Wet bottom: koalas decimated by bacteria

Chlamydia infections have been decimating Australian populations of koalas for several years. But other bacteria could be involved.

 

“Wet bottom” counts as one of the most serious threats hanging over koalas. Although the name may appear harmless, in reality it is a fatal disease which has already decimated numerous marsupial populations. It is now urgent to understand this disease better, if there is to be any hope of saving the species.

Chlamydia exonerated

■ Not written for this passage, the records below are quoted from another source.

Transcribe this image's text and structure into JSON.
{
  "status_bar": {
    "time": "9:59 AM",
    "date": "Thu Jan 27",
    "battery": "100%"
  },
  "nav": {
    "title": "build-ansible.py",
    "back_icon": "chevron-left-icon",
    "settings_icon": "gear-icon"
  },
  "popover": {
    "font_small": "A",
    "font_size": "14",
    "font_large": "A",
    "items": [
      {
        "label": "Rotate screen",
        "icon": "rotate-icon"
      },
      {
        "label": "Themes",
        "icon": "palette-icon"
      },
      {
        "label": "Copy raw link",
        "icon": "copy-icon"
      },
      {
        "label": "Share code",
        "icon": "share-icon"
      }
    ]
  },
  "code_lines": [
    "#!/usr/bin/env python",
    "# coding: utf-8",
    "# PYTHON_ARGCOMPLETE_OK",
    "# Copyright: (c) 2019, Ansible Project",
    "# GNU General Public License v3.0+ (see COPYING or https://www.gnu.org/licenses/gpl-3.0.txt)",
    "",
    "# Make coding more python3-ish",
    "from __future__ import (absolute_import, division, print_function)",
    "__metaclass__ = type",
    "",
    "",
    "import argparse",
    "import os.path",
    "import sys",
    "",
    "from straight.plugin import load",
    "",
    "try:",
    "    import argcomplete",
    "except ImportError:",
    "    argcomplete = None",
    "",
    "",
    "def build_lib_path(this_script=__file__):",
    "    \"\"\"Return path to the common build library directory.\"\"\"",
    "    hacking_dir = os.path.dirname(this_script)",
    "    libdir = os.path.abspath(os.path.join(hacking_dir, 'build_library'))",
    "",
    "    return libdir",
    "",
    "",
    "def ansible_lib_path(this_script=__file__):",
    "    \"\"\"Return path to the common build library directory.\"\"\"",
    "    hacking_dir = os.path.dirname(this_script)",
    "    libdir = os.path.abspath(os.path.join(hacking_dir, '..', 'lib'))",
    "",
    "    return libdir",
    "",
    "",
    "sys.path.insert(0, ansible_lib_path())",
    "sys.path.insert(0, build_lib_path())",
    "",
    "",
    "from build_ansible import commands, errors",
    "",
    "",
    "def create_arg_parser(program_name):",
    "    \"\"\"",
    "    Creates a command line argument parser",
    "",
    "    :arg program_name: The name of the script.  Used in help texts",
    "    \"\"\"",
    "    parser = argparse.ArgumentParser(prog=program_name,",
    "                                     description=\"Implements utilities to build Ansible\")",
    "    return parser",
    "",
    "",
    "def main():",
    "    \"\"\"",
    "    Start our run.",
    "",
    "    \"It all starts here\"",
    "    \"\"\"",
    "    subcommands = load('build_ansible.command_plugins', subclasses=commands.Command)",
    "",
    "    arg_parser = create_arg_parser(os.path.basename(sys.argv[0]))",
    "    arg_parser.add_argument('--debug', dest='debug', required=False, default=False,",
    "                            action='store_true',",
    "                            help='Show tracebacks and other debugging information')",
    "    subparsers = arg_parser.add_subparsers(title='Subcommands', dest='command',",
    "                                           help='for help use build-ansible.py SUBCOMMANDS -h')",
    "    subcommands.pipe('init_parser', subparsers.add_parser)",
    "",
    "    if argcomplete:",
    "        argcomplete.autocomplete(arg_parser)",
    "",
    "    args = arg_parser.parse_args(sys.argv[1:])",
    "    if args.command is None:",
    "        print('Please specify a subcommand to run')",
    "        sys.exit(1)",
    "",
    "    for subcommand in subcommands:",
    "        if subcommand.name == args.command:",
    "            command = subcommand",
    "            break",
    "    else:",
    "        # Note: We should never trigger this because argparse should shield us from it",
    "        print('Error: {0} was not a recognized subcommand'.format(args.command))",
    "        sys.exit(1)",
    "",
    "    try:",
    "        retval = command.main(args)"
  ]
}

Reddened wet bottoms, cystitis and urinary incontinence: such are the symptoms of “wet bottom”, which kills the animals affected in only a few months. The research conducted at the beginning of the epidemic discovered the culprit rapidly: Chlamydia pecorum (whose presence is also responsible for a drop in the diversity of the urogenital microbiome). This bacterium is however different from the Chlamydia responsible for sexually transmitted infections (STI) in humans, and unfortunately the antibiotics used in human medicine are ineffective against C. pecorum. Studies published in 2015 revitalized research into this disease. In fact, analyses of a large sample of koalas showed that many were not carriers of C. pecorum although they presented with a moderate form of wet bottom disease. The scientists then suggested that other microbes were involved in the disease. To verify this, they used samples taken in 2011 from 10 female koalas free from C. pecorum (half did not present any clinical sign of the disease) living on an island near Melbourne, French Island. They then analyzed the microbial DNA extracted from these smears and compared the species observed in the two groups.

A “microbial signature” in the sick koalas?

In total, 254 species were identified. Only 112 were present in both the healthy and sick animals, and 75 were only present in the koalas with wet bottom disease. In the two groups, the family present in the greatest numbers was that of the Aerococcaceae, with the most prevalent genus being Aerococcus, which was however significantly less present in the sick koalas. Conversely, the Tissierellaceae family was more prevalent in sick animals. These results therefore confirm that “wet bottom” is accompanied by a modification of the urogenital microbiome in female koalas, even in the absence of Chlamydia. The authors emphasize the importance of continuing this research in other populations of koalas in order to specify the bacterial groups which could be involved in this disease.

 

Sources:

Legione AR, Amery-Gale J, Lynch M, Haynes L, Gilkerson JR, Sansom FM, Devlin, JM. Variation in the microbiome of the urogenital tract of Chlamydia-free female koalas (Phascolarctos cinereus) with and without 'wet bottom'. PLoS One. 2018 Mar 26;13(3):e0194881. doi: 10.1371/journal.pone.0194881. eCollection 2018